Pitt men's basketball coach Jamie Dixon visited Pitt football practice Thursday and delivered a motivational speech to the Panthers as they put the finishing touches on their preparation for their game against Iowa yesterday.
Although motivational speeches are generally a dime a dozen, Dixon's was different because his message was simple, direct and powerful -- a hard-fought win against a big-time opponent is the kind of victory that can give a program the confidence it needs to do great things.
It is the kind of victory, Dixon said, that one can build a season and a program on.
Yesterday, with that message fresh in their heads, the Panthers (2-1) went out and, perhaps, got that program-building victory as they scrapped and clawed their way to a heart-stopping, 21-20 win against the Hawkeyes (3-1) before a crowd of 50,321 at Heinz Field.
It is the Panthers' first win against a Big Ten opponent since a 12-0 win against Penn State in 2000, and, as defensive tackle Mick Williams explained, the kind of victory the Panthers needed to prove to themselves -- and to others -- that they are capable of doing big things this year.
"Coach Dixon came in Thursday and talked to us about this being a big program-building kind of game," Williams said. "And we all got together and said let's go and do something to build our program. He talked about when Brandin Knight played, it was a win over Ohio State for them and he told us, this is Iowa for us. That was a big thing for us, that he came in and talked to us, and I'd like to thank him for that.
"[In the fourth quarter, when it got tight] that is all we were talking about there today, we knew we had to dig deep because this game is our program-builder right here."
The Ohio State game Dixon referred to was in 2001 when Knight was a junior and the Panthers, coached at the time by Ben Howland (Dixon was an assistant), went to Columbus and upset the Buckeyes, 62-55. That victory put the Panthers on the map and propelled them to the first of seven consecutive appearances in the NCAA tournament.

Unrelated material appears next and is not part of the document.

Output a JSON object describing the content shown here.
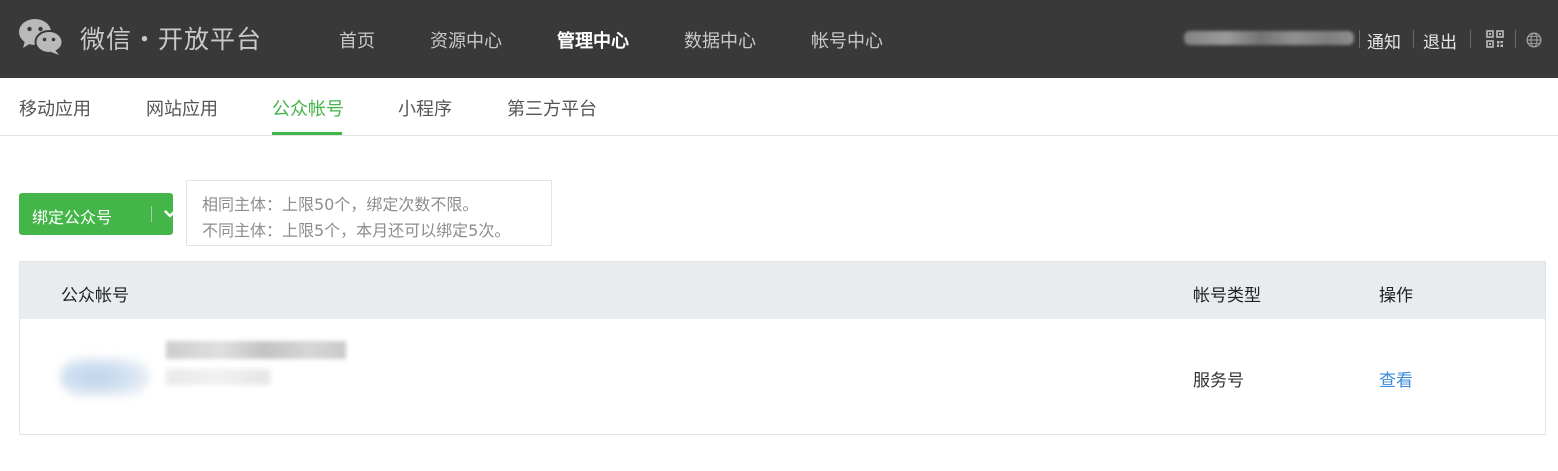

Yesterday, the Panthers not only had to come from behind in the fourth quarter, they needed to hold off the Hawkeyes as they clung to a one-point lead for the game's final 11 minutes. And, when the Hawkeyes had one last opportunity with less than two minutes to play to try to drive for the potential winning points, the Panthers had two sacks and then forced a fumble to end the threat.
It is the kind of game Pitt often has lost in recent years -- particularly against opponents from BCS conferences -- but one that can perhaps build the kind of character and confidence the Panthers seemed to lack.
"The positive from today was the effort that our kids gave, particularly at the end of the game," Pitt coach Dave Wannstedt said. "The mind-set I want is for them to feel like we're a very good football team. And the most encouraging part was the end where we had to make some plays and we made them, especially on defense.
"We're still growing on defense, but the two series right before the half our defense stepped up and got two three-and-outs and, at the end of the game, they stepped up again. It was fantastic on our sidelines. It was a great atmosphere for our younger players to be around and now you build [on] it."
"This was a good team win. Nothing will give us momentum better than a nice win like today."
Although the defensive line dominated the Hawkeyes' offensive line in the fourth quarter, it was the Panthers' offense that made the big plays early to give Pitt a 14-3 lead.
The Panthers' first touchdown came on a 17-yard run by backup quarterback Greg Cross, the second on a 6-yard quarterback draw by Bill Stull. Both plays were called at the line of scrimmage and designed to take advantage of tendencies the Hawkeyes showed on film.
Late in the third quarter, though, the Panthers trailed, 17-14, when they began a drive on their 20. They marched 80 yards in nine plays and scored the go-ahead touchdown on a 27-yard run by tailback LeSean McCoy. It was a stunning reversal for an offense that had gone six consecutive possessions without a first down.
"[McCoy] is an excellent football player -- my sister could tell you that," said Iowa coach Kirk Ferentz. "[McCoy] is a guy who will find a way to do something that impacts a game, and we saw that [today]."
Stull said the drive for the winning points was proof that the offense is starting to mature. And, like his teammates, he believes the win will provide a confidence boost and a springboard for the team to reach great heights this year.
"We know any day we can rise to the occasion and beat any team," Stull said.
"It wasn't easy. It is never easy and we're usually going to do it the hard way, but we got it done.
"[The winning drive] was just awesome, our guys just stepped up and made the big plays. We just wanted to power it. We turned to our power game there, we wanted to hit them in the mouth and keep hitting them in the mouth and, if they are down, keep hitting them.
"We're always going to do whatever it takes today and we did that today."
Paul Zeise can be reached at firstname.lastname@example.org or 412-263-1720. First Published September 21, 2008 4:00 AM